by john_evans (john(dot)evans(dot)et(at)gmail(dot)com) on Fri Aug 9th, 2019 at 05:44:57 AM EST
[ Parent ]
Apparently the LibDems are even more craven than the Tory party members (no mean feat): according to this poll last June, they were willing to push Brexit at any cost, even if it breaks the UK, but they did stop at the perspective of Prime Minister Corbyn.
by Bernard on Thu Aug 8th, 2019 at 06:07:49 PM EST
[ Parent ]
That poll was of Conservative party members?!

Index of Frank's Diaries
by Frank Schnittger (mail Frankschnittger at hot male dotty communists) on Thu Aug 8th, 2019 at 09:14:21 PM EST
[ Parent ]
Yup, that's what YouGov says. You even commented about it
by Bernard on Fri Aug 9th, 2019 at 06:58:04 AM EST
[ Parent ]
by generic on Fri Aug 9th, 2019 at 12:28:37 PM EST
[ Parent ]
Caroline Lucas calls for emergency female cabinet to block no-deal Brexit | Politics | The Guardian
The Green MP, Caroline Lucas, has thrown down the gauntlet to 10 high-profile female politicians over blocking a no-deal Brexit, proposing a cabinet of national unity including Labour's Emily Thornberry, the Liberal Democrat leader, Jo Swinson, and the former Conservative cabinet minister Justine Greening to seek legislation for a fresh referendum.

The final MP who has been approached is Yvette Cooper, one of the leading Labour figures coordinating efforts to stop no deal, but the only one of the addressees who has not explicitly endorsed a second referendum herself.

"Why women? Because I believe women have shown they can bring a different perspective to crises, are able to reach out to those they disagree with and cooperate to find solutions," she wrote.

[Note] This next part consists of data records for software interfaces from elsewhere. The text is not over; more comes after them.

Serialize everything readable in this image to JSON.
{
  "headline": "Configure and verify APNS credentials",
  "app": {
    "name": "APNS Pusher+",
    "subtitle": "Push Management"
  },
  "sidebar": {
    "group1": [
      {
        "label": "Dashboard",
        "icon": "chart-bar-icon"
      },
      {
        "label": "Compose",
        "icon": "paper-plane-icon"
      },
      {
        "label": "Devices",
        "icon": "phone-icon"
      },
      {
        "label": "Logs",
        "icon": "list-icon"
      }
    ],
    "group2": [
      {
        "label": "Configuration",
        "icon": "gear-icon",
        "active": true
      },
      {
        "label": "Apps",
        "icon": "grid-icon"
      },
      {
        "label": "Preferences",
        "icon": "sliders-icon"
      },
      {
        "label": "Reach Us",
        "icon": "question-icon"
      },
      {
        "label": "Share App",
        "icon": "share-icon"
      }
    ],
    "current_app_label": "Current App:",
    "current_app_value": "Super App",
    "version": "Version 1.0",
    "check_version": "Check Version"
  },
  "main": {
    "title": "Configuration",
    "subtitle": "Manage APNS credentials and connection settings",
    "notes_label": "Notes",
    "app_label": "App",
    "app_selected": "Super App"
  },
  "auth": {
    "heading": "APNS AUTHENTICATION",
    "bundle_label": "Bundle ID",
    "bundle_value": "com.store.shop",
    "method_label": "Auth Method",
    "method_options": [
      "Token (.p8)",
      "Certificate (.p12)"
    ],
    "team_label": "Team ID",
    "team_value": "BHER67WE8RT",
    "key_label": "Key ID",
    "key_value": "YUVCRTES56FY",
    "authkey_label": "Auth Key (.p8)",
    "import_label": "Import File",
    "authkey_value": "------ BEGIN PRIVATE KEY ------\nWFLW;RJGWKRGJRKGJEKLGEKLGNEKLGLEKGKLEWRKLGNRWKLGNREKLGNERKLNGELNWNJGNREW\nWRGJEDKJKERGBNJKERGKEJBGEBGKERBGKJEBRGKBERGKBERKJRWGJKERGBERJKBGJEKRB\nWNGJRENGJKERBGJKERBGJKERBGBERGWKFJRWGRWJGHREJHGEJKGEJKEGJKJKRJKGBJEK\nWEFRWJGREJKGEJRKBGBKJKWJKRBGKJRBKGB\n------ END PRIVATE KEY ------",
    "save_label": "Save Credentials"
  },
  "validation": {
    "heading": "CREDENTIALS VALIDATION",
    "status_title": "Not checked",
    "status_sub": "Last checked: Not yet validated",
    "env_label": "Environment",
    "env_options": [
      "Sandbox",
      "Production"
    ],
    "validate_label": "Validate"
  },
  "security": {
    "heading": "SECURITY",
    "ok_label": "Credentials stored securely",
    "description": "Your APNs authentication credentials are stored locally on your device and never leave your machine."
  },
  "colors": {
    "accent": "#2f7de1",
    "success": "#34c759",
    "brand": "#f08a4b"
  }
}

I hear Theresa May has a lot of free time now.
by generic on Mon Aug 12th, 2019 at 06:38:58 AM EST
[ Parent ]
How can it be national unity without Ann Widdecombe?
by gk (gk (gk quattro due due sette @gmail.com)) on Mon Aug 12th, 2019 at 06:57:20 AM EST
[ Parent ]
Ann would first have to unify her mouth with a functioning brain...

Index of Frank's Diaries
by Frank Schnittger (mail Frankschnittger at hot male dotty communists) on Mon Aug 12th, 2019 at 09:37:39 AM EST
[ Parent ]
At some point you have to make allowances, otherwise they would have to invite Dick Braine too.
by generic on Mon Aug 12th, 2019 at 12:29:29 PM EST
[ Parent ]
mainly macro: The Remainers urging people to vote for a No Deal Brexit

The key point is that the Tories will vote against any kind of soft Brexit. The only MPs who might vote for a soft Brexit are the minority of Labour MPs that want it and maybe a few Tory MPs that don't want No Deal and are prepared to defy their leader. Even if it went to a referendum, the combination of No Deal Brexiters and Remainers will easily triumph over a soft Brexit. Under a Labour government Brexit is dead, whatever Labour's leader might think.

by generic on Fri Aug 9th, 2019 at 11:05:35 PM EST
[ Parent ]


Top Diaries

COVID19: Iceland

by gmoke - Apr 8

PM Johnson Taken to ICU

by Oui - Apr 6

Hurlers on the ditch

by Frank Schnittger - Apr 4

Bordering on madness

by Frank Schnittger - Mar 31

Occasional Series